Given the high cost of long term care, and the intricacies of Medicaid eligibility and applications, it makes sense to have some knowledge of the planning strategies, and the penalties associated with failing to plan or incorrectly planning.
Medicaid Planning Strategies
To protect your family’s savings, it’s important to have a Medicaid Planning strategy in place. Without the right planning, you or your loved one may lose your assets, be denied coverage, or face penalties from Medicaid.
A common way seniors protect their assets and maintain eligibility for Medicaid is to enter into a caregiver agreement with a loved one. This strategy allows individuals to compensate their family for the care they provide without facing a penalty from Medicaid. Typically, Medicaid does not allow an individual to transfer their assets or income to a family member outside of specific circumstances, however a caregiver agreement changes the tone of the transfer. When two people sign a caregiver agreement, they are stating that one person provides care for the other, who is giving them remuneration in return. For example, you may drive your loved one to and from their doctor’s appointments, even when they receive full-time skilled nursing care. Your loved one may wish to compensate you for this time using their own income, which would make it exempt from Medicaid penalties. Without a caregiver agreement, Medicaid will consider this situation as a voluntary gift given from one individual to another, and the Medicaid beneficiary will be subject to penalties.
For a caregiver agreement to be legitimate, it must be in writing and it must only apply to funds which have not yet been transferred. Two people cannot enter a caregiver agreement for funds which have already been paid. Additionally, the funds must be of a reasonable amount for the task being performed. For example, your loved one could not reasonably pay you $500 for a ride to a doctor’s appointment.
Lady Bird Deeds
Lady Bird Deeds are another popular method for seniors to protect their assets when they apply for Medicaid. When a homeowner receives Medicaid, they may place a lien on their assets to collect on once the person no longer needs care. This is common practice for Medicaid recipients with a substantial amount of property and high medical costs. However, many seniors do not want their property to leave the family following their death, and do not want Medicaid to place a lien on it.
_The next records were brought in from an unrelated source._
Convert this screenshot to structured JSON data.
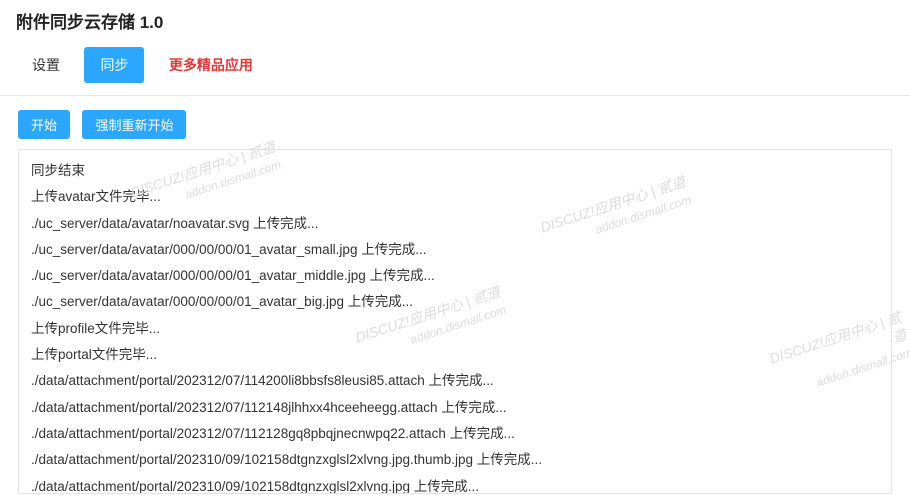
{
  "header": {
    "title": "附件同步云存储 1.0"
  },
  "tabs": {
    "settings": "设置",
    "sync": "同步",
    "more_apps": "更多精品应用"
  },
  "actions": {
    "start": "开始",
    "force_restart": "强制重新开始"
  },
  "log": [
    "同步结束",
    "上传avatar文件完毕...",
    "./uc_server/data/avatar/noavatar.svg 上传完成...",
    "./uc_server/data/avatar/000/00/00/01_avatar_small.jpg 上传完成...",
    "./uc_server/data/avatar/000/00/00/01_avatar_middle.jpg 上传完成...",
    "./uc_server/data/avatar/000/00/00/01_avatar_big.jpg 上传完成...",
    "上传profile文件完毕...",
    "上传portal文件完毕...",
    "./data/attachment/portal/202312/07/114200li8bbsfs8leusi85.attach 上传完成...",
    "./data/attachment/portal/202312/07/112148jlhhxx4hceeheegg.attach 上传完成...",
    "./data/attachment/portal/202312/07/112128gq8pbqjnecnwpq22.attach 上传完成...",
    "./data/attachment/portal/202310/09/102158dtgnzxglsl2xlvng.jpg.thumb.jpg 上传完成...",
    "./data/attachment/portal/202310/09/102158dtgnzxglsl2xlvng.jpg 上传完成..."
  ],
  "watermark": {
    "brand": "DISCUZ!应用中心 | 贰道",
    "url": "addon.dismall.com"
  }
}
A Lady Bird Deed protects seniors who want to keep their homes in the family by allowing them to transfer their property without probate. When a person applies for Medicaid, they must disclose any asset transfers for the past five years - known as a “look back” period. A person with asset transfers within the look back period are subject to penalties, as a means to deter seniors from giving away all of their valuable assets to qualify for Medicaid. However, a Lady Bird Deed allows an applicant to keep complete control over their property, while still transferring it to someone in their family, so it cannot incur a penalty.
Medicaid Penalties in Maryland
When a person applies for Medicaid, they are subject to a look back period to determine their eligibility. Because Medicaid eligibility is largely determined by income and asset accumulation, some individuals who do not meet the program’s financial requirements give away their resources in an effort to qualify for coverage. If this happens, the person may be subject to penalties, and may be disqualified from receiving Medicaid benefits.
If a person completes any voluntary funds transfers within five years of applying for Medicaid, they will receive a penalty period. During the penalty period, a person cannot receive Medicaid benefits. Maryland determines a person’s Medicaid penalty by dividing the total amount of gifts given by $8,684, which determines the number of months a person must wait before Medicaid will provide coverage. Without proper planning, Medicaid penalties can have a powerful impact on an individual’s ability to pay for their care, and should be kept in consideration as a person ages and liquidates their assets.
Contact a Wayside Legal Elder Law Attorney Today
Wayside Legal LLC is an award-winning law firm located in North Bethesda, Maryland, with experience handling Medicaid issues in Maryland, D.C., and Virginia. If you are facing a situation where you need assistance with long term planning, contact a Wayside Legal attorney today for a consultation to discuss your specific elder law issues.